[Opening THE INPUT section]

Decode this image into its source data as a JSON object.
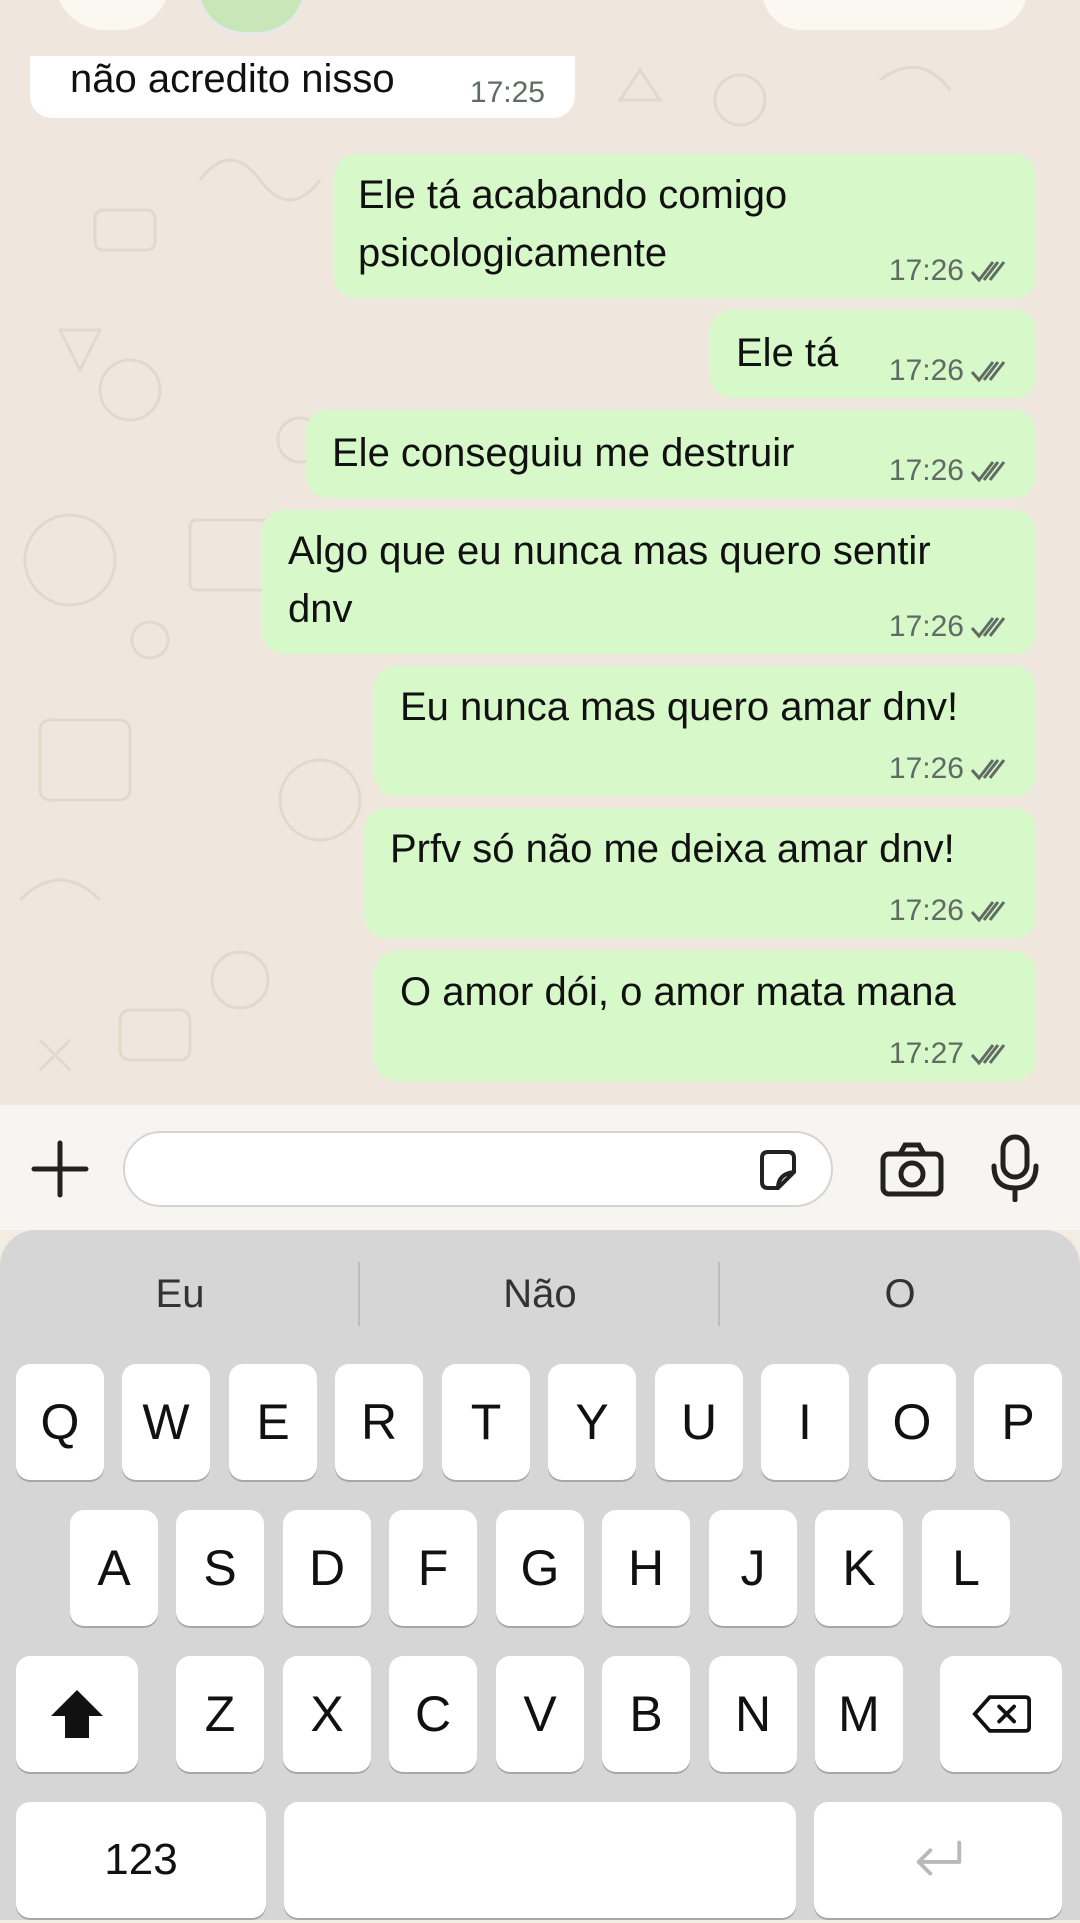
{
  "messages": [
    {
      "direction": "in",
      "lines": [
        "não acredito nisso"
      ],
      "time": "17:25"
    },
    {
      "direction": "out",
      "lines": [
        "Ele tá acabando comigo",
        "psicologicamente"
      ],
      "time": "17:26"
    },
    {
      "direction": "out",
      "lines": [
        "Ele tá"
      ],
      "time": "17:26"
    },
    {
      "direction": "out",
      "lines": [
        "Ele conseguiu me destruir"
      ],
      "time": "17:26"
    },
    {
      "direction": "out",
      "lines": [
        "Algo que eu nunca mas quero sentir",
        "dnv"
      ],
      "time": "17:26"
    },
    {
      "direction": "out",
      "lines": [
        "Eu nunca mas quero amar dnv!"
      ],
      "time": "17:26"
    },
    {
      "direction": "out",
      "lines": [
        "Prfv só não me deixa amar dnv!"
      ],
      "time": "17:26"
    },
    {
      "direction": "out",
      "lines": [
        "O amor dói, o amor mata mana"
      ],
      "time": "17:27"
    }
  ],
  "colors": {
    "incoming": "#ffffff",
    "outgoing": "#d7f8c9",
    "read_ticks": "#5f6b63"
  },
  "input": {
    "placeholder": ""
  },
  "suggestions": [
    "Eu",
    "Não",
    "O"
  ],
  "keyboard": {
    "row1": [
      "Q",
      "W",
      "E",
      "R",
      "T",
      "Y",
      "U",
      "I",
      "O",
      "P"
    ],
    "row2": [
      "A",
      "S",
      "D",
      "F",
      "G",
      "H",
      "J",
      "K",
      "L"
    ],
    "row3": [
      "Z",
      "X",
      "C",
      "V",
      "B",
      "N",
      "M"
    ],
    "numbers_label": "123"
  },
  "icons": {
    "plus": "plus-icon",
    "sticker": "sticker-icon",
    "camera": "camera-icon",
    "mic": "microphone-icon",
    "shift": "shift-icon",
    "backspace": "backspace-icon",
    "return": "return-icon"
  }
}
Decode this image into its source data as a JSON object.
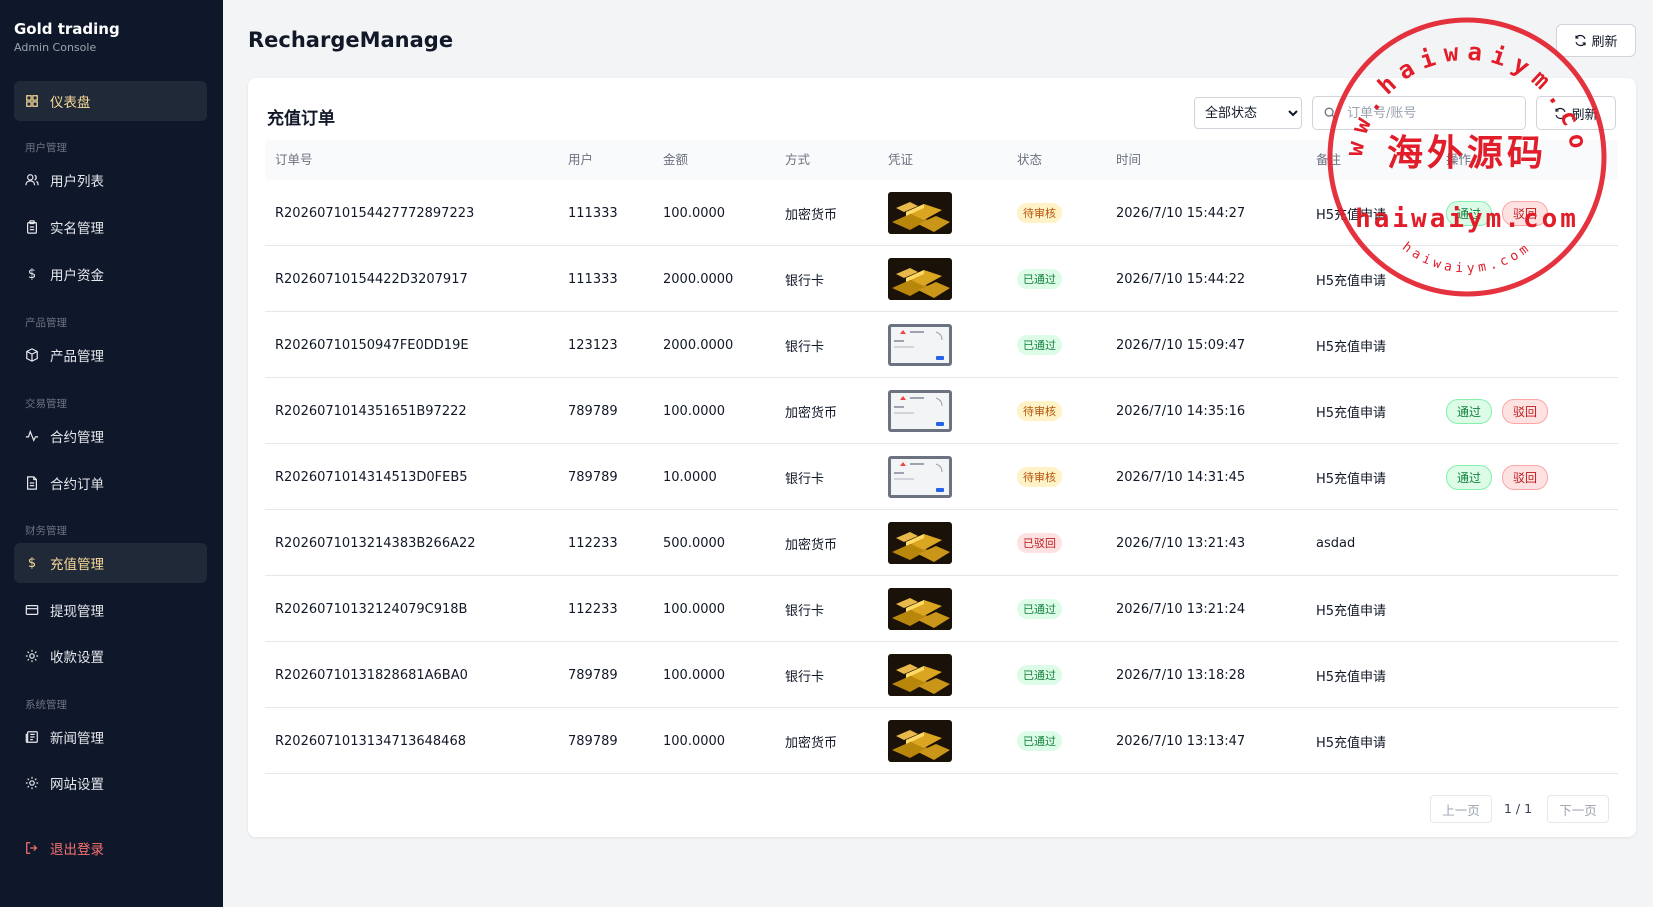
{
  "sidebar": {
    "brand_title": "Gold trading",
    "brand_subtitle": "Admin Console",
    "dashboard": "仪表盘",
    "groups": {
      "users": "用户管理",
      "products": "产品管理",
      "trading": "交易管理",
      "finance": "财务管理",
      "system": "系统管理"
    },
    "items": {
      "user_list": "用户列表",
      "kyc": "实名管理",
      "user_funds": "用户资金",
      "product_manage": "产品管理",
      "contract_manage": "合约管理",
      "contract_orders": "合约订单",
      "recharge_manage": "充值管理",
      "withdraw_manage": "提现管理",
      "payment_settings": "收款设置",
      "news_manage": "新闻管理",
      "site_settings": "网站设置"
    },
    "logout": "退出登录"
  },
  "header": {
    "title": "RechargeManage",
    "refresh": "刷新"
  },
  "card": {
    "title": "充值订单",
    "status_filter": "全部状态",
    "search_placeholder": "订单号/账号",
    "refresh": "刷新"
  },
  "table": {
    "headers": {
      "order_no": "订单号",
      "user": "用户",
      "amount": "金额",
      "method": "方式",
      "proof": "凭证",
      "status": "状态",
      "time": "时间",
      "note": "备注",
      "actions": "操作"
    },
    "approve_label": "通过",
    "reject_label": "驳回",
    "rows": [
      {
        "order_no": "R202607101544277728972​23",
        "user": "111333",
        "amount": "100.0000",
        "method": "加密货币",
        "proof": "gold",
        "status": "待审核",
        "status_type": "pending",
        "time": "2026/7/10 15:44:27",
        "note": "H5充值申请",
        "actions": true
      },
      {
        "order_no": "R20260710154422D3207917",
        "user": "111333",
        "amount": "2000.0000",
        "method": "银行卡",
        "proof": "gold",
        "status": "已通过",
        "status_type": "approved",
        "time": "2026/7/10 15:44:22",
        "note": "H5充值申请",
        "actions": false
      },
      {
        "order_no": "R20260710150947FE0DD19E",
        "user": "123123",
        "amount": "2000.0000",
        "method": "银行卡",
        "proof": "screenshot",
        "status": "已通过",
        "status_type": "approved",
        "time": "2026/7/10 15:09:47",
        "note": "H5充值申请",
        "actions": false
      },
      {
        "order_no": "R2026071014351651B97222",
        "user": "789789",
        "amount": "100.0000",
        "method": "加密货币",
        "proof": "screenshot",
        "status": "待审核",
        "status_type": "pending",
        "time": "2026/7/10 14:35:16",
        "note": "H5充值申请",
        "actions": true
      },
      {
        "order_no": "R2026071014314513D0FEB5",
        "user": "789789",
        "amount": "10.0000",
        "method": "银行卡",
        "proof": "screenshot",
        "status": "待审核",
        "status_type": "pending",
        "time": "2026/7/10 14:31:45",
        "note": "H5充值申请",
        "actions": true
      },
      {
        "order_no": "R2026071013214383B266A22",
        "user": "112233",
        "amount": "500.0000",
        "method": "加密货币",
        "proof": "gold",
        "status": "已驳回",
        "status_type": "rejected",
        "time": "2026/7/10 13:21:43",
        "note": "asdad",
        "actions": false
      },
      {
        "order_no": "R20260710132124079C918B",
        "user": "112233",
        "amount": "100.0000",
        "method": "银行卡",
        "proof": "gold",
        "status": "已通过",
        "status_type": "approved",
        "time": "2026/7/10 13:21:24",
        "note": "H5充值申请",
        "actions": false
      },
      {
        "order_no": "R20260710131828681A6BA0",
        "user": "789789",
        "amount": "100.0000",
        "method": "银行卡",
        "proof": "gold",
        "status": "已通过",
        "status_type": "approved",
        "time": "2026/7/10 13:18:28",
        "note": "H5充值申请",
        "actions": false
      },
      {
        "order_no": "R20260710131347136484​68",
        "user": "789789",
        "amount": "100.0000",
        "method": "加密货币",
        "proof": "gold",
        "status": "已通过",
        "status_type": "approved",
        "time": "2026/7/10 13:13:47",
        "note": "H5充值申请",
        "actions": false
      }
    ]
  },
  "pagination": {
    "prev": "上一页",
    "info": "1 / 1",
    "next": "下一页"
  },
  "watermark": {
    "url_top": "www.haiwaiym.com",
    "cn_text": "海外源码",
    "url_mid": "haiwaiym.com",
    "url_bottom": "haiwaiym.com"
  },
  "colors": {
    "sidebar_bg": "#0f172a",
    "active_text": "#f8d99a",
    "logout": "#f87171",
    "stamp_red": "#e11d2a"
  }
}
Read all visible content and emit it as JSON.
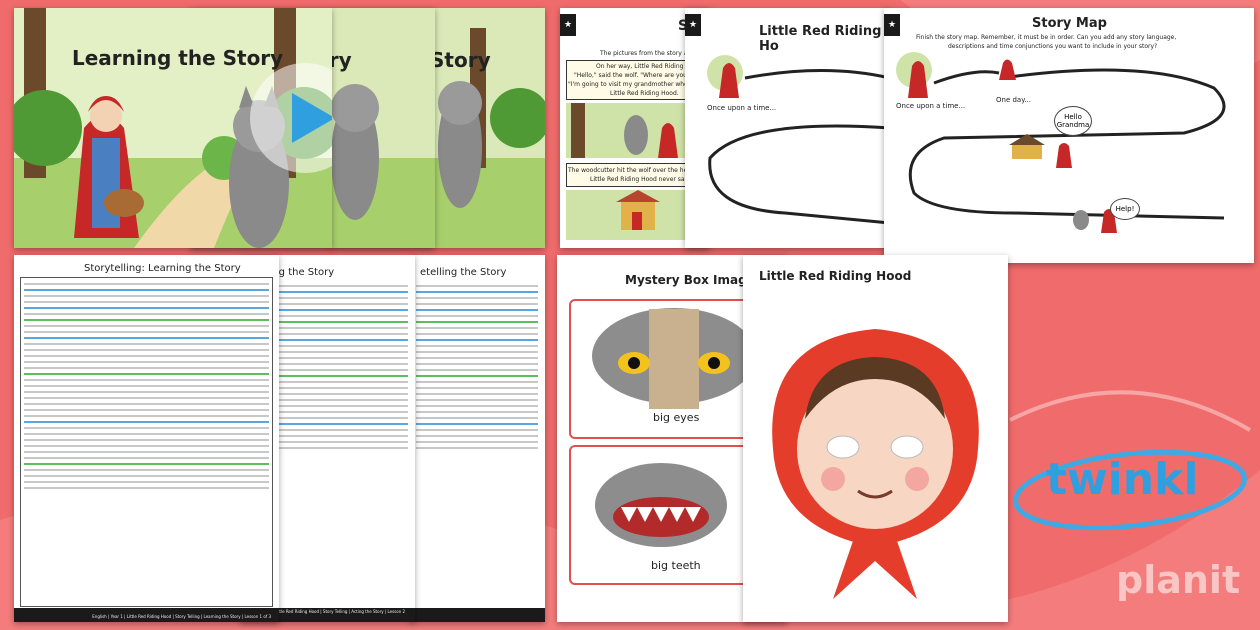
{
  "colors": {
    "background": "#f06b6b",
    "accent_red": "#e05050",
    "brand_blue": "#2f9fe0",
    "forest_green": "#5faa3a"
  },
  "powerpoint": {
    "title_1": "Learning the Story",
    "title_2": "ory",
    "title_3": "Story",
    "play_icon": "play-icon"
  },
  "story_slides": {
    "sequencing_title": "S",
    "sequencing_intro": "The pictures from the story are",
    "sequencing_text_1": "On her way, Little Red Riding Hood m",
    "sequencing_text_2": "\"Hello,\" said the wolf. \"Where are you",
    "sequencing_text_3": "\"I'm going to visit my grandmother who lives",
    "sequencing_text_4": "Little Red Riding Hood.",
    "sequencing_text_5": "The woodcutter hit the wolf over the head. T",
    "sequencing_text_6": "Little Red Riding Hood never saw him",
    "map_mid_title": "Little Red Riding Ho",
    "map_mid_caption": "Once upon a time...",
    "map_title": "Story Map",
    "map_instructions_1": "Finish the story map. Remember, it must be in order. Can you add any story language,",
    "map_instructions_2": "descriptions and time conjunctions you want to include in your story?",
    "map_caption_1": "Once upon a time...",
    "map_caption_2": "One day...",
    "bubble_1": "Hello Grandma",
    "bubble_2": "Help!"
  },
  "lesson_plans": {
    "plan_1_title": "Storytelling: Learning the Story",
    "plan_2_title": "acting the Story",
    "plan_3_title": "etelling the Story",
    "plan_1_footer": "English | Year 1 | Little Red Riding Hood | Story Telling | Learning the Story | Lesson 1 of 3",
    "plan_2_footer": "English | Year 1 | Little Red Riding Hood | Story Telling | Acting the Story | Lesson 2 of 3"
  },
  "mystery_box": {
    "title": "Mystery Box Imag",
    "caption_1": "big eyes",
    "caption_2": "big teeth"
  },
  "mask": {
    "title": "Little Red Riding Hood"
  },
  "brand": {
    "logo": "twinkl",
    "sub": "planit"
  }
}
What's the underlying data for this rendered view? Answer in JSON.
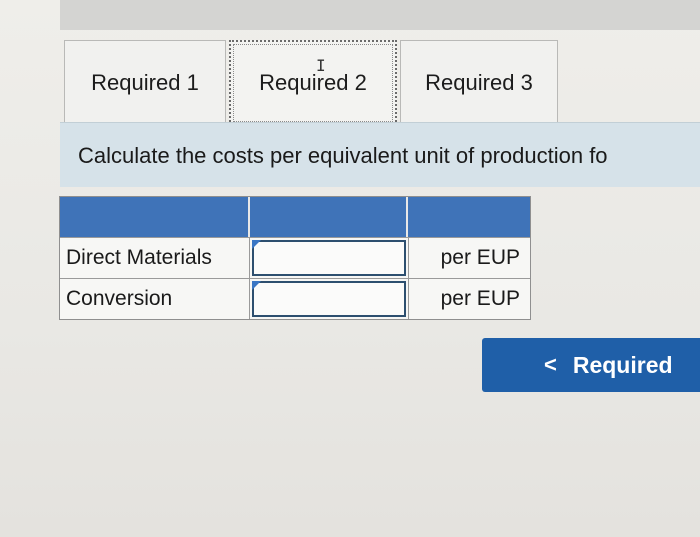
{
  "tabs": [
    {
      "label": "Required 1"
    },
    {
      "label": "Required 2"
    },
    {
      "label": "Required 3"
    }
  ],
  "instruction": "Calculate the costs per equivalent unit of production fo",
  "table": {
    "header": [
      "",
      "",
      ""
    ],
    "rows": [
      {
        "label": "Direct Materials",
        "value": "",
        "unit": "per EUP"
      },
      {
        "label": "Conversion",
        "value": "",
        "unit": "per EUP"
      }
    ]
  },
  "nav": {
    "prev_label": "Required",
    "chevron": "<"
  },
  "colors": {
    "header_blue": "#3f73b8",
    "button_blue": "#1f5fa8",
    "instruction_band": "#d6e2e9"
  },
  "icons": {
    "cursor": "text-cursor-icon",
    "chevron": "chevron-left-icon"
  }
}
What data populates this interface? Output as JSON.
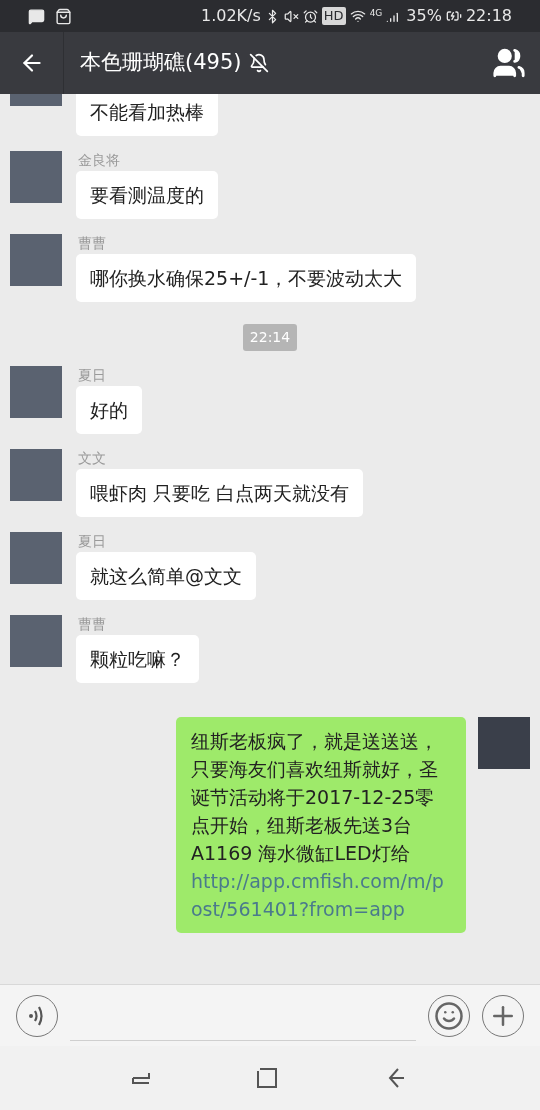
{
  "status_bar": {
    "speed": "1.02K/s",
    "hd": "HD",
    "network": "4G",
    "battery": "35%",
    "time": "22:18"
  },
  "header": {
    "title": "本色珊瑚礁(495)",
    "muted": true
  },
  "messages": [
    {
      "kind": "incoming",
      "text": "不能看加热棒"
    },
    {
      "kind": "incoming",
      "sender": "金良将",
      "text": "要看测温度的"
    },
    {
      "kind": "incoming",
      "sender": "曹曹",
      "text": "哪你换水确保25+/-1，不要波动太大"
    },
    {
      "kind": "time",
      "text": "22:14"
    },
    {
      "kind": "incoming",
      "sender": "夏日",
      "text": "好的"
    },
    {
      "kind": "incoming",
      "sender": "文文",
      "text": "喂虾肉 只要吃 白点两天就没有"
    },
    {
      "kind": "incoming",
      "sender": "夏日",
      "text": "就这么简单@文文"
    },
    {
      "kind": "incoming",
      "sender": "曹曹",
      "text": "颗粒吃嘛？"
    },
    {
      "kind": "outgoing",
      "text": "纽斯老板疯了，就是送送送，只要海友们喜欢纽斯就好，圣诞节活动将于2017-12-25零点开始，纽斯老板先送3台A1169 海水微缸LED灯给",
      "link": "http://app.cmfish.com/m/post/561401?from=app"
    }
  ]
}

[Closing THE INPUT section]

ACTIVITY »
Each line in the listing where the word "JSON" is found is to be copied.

RESULT OF THE TASK »
Decode this image into its source data as a JSON object.
Decode this image into its source data as a JSON object.
Read all visible content and emit it as JSON.
What's the underlying data for this rendered view? Answer in JSON.
What data populates this interface? Output as JSON.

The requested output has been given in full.